The CAFE standards vs. carbon tax debate is more complicated than we imagine

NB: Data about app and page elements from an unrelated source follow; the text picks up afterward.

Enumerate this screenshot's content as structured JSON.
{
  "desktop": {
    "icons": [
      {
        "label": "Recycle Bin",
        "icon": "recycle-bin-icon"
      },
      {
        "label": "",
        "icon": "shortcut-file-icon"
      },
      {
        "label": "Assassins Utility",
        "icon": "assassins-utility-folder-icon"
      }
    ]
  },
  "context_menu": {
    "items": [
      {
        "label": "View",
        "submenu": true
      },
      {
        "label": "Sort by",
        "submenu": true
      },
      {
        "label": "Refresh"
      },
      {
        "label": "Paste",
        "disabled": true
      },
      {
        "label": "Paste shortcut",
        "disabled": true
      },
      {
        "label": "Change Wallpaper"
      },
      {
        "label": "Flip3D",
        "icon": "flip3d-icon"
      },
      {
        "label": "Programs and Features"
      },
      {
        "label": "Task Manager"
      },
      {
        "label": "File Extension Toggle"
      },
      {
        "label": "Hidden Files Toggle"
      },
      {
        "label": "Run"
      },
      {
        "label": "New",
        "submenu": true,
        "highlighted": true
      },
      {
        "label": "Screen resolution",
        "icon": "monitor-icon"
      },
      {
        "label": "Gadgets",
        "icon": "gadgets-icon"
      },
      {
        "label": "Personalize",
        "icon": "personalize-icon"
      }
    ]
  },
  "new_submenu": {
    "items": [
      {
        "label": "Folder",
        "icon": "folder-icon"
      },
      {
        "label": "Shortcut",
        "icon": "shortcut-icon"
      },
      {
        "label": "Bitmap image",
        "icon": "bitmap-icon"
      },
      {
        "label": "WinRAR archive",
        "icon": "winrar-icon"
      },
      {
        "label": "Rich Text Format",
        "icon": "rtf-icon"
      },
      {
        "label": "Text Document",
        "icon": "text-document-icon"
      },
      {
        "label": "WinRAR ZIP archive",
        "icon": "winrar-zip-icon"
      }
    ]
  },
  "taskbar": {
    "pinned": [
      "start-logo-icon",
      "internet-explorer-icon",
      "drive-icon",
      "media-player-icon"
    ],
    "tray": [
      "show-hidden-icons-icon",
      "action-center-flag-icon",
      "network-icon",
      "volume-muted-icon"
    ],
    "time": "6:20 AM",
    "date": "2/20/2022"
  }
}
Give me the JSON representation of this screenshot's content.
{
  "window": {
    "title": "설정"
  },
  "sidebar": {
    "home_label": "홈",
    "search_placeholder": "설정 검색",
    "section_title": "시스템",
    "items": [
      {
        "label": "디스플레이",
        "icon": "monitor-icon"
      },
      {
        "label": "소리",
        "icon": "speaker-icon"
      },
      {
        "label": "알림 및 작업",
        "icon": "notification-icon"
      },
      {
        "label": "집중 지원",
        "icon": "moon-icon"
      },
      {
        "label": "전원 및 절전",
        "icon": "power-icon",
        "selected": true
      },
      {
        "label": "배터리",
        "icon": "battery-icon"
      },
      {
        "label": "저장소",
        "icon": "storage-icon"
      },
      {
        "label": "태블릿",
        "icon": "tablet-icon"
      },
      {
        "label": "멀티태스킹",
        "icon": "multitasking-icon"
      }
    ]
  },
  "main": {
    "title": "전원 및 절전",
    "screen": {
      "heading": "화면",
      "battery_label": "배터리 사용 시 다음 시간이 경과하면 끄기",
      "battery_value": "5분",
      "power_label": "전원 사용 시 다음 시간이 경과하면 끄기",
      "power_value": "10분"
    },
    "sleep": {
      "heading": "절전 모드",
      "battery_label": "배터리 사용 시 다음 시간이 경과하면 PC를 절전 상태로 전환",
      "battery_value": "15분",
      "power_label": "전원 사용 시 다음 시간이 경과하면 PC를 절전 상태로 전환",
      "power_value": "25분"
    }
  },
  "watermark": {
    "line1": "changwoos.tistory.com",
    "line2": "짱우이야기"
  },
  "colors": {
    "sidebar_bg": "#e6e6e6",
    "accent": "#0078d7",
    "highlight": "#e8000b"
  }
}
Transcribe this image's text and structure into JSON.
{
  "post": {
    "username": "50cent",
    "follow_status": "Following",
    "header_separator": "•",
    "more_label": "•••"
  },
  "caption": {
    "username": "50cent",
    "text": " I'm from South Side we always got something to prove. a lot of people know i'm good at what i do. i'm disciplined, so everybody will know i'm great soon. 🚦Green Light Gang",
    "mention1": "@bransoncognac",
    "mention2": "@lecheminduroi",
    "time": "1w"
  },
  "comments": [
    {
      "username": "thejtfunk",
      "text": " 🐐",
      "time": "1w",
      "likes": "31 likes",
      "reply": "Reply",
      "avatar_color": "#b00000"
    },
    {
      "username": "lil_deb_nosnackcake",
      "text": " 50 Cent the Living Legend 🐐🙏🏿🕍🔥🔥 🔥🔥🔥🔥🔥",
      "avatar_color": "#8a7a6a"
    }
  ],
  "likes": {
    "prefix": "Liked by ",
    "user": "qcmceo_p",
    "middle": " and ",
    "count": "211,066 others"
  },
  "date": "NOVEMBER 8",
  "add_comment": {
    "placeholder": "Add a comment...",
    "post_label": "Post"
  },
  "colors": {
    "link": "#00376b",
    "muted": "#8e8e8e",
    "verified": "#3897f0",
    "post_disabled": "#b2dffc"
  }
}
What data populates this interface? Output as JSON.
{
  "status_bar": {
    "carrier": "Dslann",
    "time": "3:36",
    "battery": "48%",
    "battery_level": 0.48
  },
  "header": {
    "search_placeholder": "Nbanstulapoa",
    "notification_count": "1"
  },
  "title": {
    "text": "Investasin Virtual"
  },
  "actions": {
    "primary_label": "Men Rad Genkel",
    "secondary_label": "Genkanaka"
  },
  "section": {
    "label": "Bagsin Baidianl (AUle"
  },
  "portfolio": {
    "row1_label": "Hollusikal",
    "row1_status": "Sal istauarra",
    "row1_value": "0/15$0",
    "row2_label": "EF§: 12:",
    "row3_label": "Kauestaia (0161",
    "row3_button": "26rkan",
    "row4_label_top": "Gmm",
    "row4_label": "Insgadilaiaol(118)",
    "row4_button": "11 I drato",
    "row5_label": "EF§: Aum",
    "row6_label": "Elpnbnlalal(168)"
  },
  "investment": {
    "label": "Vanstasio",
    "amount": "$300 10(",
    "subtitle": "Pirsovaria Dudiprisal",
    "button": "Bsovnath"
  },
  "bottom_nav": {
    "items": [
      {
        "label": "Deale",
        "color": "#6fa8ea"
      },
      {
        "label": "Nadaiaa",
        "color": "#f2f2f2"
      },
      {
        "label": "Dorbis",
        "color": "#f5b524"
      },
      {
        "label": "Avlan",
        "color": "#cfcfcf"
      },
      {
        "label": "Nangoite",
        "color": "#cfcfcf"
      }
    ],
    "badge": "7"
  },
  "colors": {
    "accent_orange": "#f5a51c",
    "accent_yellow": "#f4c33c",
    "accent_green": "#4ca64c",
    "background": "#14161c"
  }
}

One of the most frustrating aspects of the climate debate has to be the fact that just about every informed pundit, across the ideological spectrum, agrees that a carbon tax would be an outstanding way to reduce carbon emissions -- and yet no one considers such a tax politically feasible. One might suggest that if pundits weren't constantly qualifying their support for a carbon tax with lamentations about its political impossibility, political support might be more forthcoming. In the meantime, however, the blogosphere has taken the debate over the best policy-that-can-never-be in a new direction: since we almost certainly can't …